n (form: = sale) → Verkauf m; the purveyance of food to the Navydie Lieferung von Lebensmitteln an die Marine
References in classic literature ?
famished upon the sifted meal and distilled water of a prudish purveyance.
More potent intoxicants these than any that need licenses for their purveyance, responsible-- see the poets--for no end of human foolishness.
Politics, like religion, thrives in the purveyance of hope.
The characteristics of the K release kinetics can reflect the soil K purveyance capability (Jalali 2006; Jalali and Zarabi 2006); similarly, K fixation capacity can affect K fertilisation availability (Ross et al.
Using purveyance accounts, he shows how each commodity required by the town had its own regional origin.
Initially, in challenging white purveyance of negative, derogating black images, black women writers began to construct "women-centered communities [as] defenses against sexism and racism, in other words against the abuses that are inflicted on black women" (Christian 1993: 120).
Thereafter, Leonard seeks to fill in the gaps in the incomplete literature on Panama through the purveyance of an army of relevant facts.
Lords Pearce and Radcliffe hypothesized that explicit mention of compensation was absent because the right to dig for saltpetre was a considered a purveyance.
He concluded after rigorous analysis "that teaching in both liberal arts and professional programs has been too much concerned with the purveyance of subject matter and too little with its influence on the character and personalities of young people.
The literature suggests that the mental health community, generally speaking, seeks the purveyance of rights as a means to address the many complex legal, medical and socio-economic issues that pervade the mental health system.
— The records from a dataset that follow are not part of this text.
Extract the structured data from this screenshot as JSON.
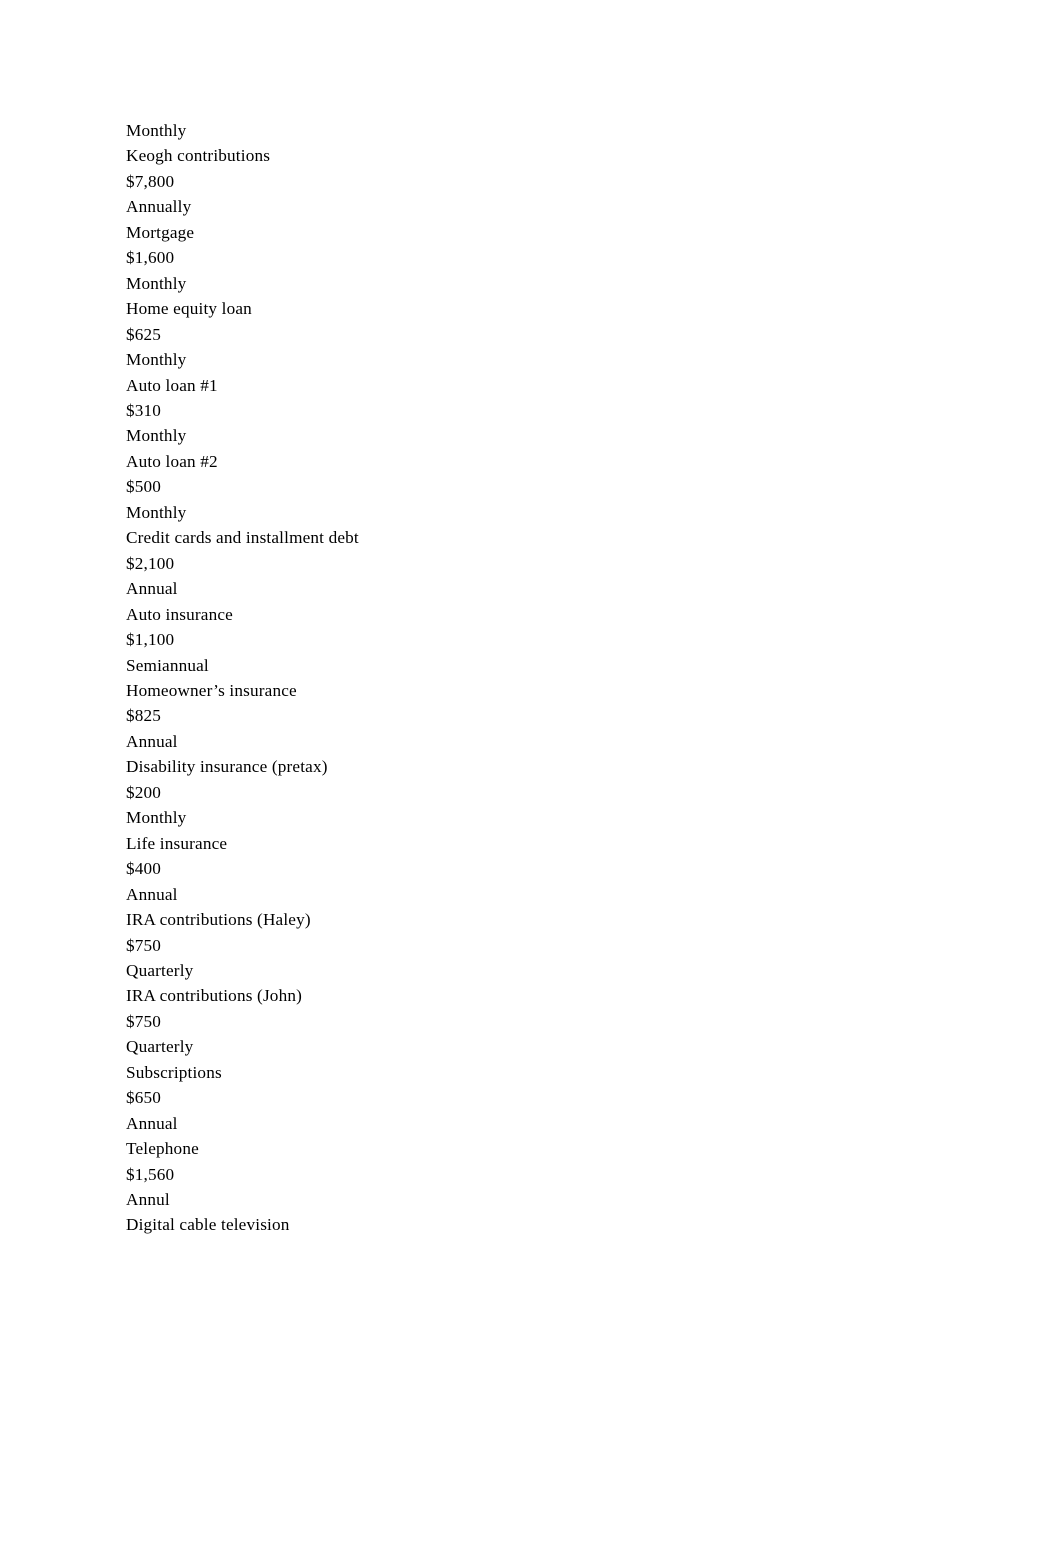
{
  "document": {
    "background_color": "#ffffff",
    "text_color": "#000000",
    "lines": [
      "Monthly",
      "Keogh contributions",
      "$7,800",
      "Annually",
      "Mortgage",
      "$1,600",
      "Monthly",
      "Home equity loan",
      "$625",
      "Monthly",
      "Auto loan #1",
      "$310",
      "Monthly",
      "Auto loan #2",
      "$500",
      "Monthly",
      "Credit cards and installment debt",
      "$2,100",
      "Annual",
      "Auto insurance",
      "$1,100",
      "Semiannual",
      "Homeowner’s insurance",
      "$825",
      "Annual",
      "Disability insurance (pretax)",
      "$200",
      "Monthly",
      "Life insurance",
      "$400",
      "Annual",
      "IRA contributions (Haley)",
      "$750",
      "Quarterly",
      "IRA contributions (John)",
      "$750",
      "Quarterly",
      "Subscriptions",
      "$650",
      "Annual",
      "Telephone",
      "$1,560",
      "Annul",
      "Digital cable television"
    ]
  }
}
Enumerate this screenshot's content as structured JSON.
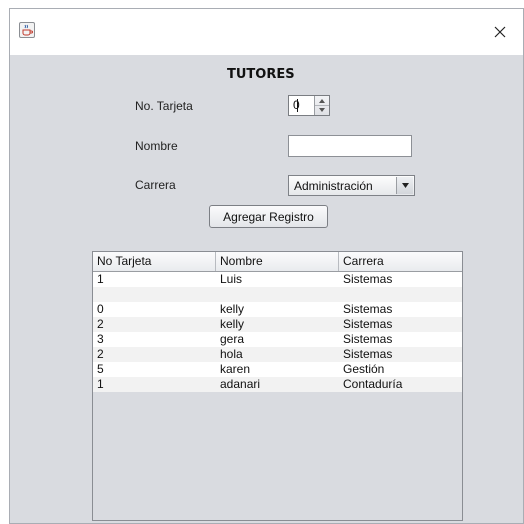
{
  "window": {
    "close_symbol": "✕",
    "app_icon": "java-cup-icon"
  },
  "form": {
    "heading": "TUTORES",
    "tarjeta_label": "No. Tarjeta",
    "tarjeta_value": "0",
    "nombre_label": "Nombre",
    "nombre_value": "",
    "carrera_label": "Carrera",
    "carrera_selected": "Administración",
    "add_button": "Agregar Registro"
  },
  "table": {
    "columns": [
      "No Tarjeta",
      "Nombre",
      "Carrera"
    ],
    "rows": [
      [
        "1",
        "Luis",
        "Sistemas"
      ],
      [
        "",
        "",
        ""
      ],
      [
        "0",
        "kelly",
        "Sistemas"
      ],
      [
        "2",
        "kelly",
        "Sistemas"
      ],
      [
        "3",
        "gera",
        "Sistemas"
      ],
      [
        "2",
        "hola",
        "Sistemas"
      ],
      [
        "5",
        "karen",
        "Gestión"
      ],
      [
        "1",
        "adanari",
        "Contaduría"
      ]
    ]
  }
}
Yet not only is humanitarianism an increasingly popular, and by no means unproblematic, way in which Western citizens are invited to respond to the world around them; its ready purveyance of moral absolutes--we shall do something--is no less useful to their governments.